Using the entries that follow, collect the lines where the word "JSON" appears.

===== Extracted material

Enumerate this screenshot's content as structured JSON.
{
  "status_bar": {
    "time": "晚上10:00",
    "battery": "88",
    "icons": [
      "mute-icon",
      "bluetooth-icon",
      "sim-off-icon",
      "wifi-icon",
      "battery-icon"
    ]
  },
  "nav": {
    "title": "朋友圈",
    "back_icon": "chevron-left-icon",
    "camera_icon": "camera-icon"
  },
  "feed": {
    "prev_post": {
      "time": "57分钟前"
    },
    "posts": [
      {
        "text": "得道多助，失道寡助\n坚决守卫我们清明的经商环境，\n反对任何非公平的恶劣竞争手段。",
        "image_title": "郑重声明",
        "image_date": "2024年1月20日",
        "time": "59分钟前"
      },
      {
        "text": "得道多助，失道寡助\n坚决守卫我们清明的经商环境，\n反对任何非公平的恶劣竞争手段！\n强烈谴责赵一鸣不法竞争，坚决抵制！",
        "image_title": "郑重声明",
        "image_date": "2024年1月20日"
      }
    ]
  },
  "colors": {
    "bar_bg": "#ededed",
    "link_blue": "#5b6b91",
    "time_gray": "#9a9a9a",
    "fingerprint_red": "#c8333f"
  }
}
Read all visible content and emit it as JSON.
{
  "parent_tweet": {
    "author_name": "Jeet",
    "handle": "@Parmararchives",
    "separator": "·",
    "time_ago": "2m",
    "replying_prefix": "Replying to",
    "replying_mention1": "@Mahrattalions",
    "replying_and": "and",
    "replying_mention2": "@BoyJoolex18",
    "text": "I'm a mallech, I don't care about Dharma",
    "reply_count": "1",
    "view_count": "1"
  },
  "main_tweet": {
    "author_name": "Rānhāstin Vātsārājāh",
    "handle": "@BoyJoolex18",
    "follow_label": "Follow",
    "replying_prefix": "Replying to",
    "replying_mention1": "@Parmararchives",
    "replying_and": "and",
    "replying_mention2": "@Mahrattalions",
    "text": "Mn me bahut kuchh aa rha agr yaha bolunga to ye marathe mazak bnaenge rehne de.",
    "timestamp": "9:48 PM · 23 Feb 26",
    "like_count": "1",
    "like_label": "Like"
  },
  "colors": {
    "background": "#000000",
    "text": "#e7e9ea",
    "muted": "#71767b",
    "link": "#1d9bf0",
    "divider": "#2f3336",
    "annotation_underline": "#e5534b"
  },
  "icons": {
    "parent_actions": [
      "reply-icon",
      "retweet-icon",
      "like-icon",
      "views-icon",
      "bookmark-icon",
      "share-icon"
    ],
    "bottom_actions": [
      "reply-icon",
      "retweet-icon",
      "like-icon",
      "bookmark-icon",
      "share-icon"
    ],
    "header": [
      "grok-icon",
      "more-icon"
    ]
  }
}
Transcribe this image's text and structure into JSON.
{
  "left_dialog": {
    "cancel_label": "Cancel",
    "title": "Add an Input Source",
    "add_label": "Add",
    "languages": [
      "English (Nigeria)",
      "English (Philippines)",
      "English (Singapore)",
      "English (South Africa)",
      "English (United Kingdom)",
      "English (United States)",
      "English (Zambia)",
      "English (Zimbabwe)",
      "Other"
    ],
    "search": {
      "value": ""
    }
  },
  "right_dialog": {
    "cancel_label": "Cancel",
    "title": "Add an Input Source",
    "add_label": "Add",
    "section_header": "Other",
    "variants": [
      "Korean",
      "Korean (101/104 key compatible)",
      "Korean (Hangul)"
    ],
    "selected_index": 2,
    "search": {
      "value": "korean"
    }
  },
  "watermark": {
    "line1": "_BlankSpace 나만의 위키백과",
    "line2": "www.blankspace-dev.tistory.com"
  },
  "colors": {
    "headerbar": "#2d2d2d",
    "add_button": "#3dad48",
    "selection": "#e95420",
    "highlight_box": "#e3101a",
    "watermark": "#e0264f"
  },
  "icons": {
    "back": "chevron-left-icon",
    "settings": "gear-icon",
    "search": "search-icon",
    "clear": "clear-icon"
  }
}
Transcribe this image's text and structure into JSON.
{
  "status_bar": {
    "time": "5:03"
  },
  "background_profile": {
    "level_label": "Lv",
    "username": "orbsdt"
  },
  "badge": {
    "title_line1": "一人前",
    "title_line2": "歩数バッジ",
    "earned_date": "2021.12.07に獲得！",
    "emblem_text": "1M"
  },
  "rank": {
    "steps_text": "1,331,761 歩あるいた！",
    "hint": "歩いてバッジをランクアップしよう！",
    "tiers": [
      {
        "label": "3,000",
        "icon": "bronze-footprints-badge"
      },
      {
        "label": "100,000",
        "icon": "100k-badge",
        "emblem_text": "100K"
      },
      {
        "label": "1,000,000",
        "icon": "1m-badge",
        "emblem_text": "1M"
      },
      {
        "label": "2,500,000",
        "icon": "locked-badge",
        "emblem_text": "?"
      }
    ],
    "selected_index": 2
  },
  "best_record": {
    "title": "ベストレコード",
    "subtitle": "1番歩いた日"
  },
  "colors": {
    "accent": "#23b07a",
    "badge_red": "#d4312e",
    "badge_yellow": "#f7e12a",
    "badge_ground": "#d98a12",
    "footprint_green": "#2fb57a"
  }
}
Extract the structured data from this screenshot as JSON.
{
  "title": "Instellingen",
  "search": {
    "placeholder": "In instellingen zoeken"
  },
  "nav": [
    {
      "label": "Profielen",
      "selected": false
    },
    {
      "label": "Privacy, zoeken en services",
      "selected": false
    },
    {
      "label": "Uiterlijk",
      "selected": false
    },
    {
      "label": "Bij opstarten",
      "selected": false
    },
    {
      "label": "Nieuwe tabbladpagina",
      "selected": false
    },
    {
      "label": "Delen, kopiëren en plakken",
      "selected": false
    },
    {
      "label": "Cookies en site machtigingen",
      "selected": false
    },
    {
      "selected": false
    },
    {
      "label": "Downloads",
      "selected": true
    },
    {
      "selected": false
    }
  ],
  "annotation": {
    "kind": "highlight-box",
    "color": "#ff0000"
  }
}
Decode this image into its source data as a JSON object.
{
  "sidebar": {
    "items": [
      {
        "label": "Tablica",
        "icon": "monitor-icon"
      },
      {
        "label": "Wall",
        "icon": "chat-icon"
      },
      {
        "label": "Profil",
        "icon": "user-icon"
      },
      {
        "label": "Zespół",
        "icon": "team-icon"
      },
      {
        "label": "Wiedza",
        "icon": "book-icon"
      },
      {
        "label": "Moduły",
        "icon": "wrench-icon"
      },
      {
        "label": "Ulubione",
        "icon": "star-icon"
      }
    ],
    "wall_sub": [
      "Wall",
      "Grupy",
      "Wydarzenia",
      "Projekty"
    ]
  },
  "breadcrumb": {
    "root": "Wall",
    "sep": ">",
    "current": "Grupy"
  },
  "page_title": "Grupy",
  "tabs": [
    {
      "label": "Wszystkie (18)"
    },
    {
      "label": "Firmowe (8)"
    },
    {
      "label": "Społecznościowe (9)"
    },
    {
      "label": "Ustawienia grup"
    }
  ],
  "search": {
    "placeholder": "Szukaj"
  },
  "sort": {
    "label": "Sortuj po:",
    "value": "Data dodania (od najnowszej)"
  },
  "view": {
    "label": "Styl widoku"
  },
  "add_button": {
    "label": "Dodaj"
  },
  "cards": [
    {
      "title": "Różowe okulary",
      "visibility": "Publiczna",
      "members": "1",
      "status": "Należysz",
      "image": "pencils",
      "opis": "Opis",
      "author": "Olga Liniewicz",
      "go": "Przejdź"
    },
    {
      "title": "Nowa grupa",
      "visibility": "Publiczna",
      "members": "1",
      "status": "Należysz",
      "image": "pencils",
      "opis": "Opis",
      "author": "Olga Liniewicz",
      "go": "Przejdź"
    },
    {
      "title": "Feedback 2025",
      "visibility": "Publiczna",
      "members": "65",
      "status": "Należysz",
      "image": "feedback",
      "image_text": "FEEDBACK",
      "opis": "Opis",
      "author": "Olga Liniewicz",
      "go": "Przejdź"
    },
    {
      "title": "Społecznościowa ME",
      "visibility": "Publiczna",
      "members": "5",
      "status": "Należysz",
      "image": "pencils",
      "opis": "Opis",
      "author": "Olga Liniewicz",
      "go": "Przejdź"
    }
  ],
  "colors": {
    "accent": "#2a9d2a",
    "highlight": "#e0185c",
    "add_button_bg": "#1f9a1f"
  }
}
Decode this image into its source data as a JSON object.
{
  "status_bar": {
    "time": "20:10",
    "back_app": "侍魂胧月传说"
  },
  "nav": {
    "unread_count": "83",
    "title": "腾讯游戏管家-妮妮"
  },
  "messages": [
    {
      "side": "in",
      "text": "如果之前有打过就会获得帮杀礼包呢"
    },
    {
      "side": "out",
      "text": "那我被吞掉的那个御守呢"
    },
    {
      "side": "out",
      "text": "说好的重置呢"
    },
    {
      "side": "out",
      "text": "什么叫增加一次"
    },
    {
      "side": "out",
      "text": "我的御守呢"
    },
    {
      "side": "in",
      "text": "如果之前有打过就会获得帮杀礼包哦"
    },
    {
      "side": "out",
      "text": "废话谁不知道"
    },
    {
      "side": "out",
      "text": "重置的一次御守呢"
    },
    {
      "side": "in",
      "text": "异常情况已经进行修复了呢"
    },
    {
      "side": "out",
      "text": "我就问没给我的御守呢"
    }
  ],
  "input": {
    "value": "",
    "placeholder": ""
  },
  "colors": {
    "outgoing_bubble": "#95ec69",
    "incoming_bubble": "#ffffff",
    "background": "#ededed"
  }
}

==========

Written solution –
Enumerate this screenshot's content as structured JSON.
Read all visible content and emit it as JSON.
Transcribe this image's text and structure into JSON.
Transcribe this image's text and structure into JSON.
Extract the structured data from this screenshot as JSON.
Decode this image into its source data as a JSON object.
Decode this image into its source data as a JSON object.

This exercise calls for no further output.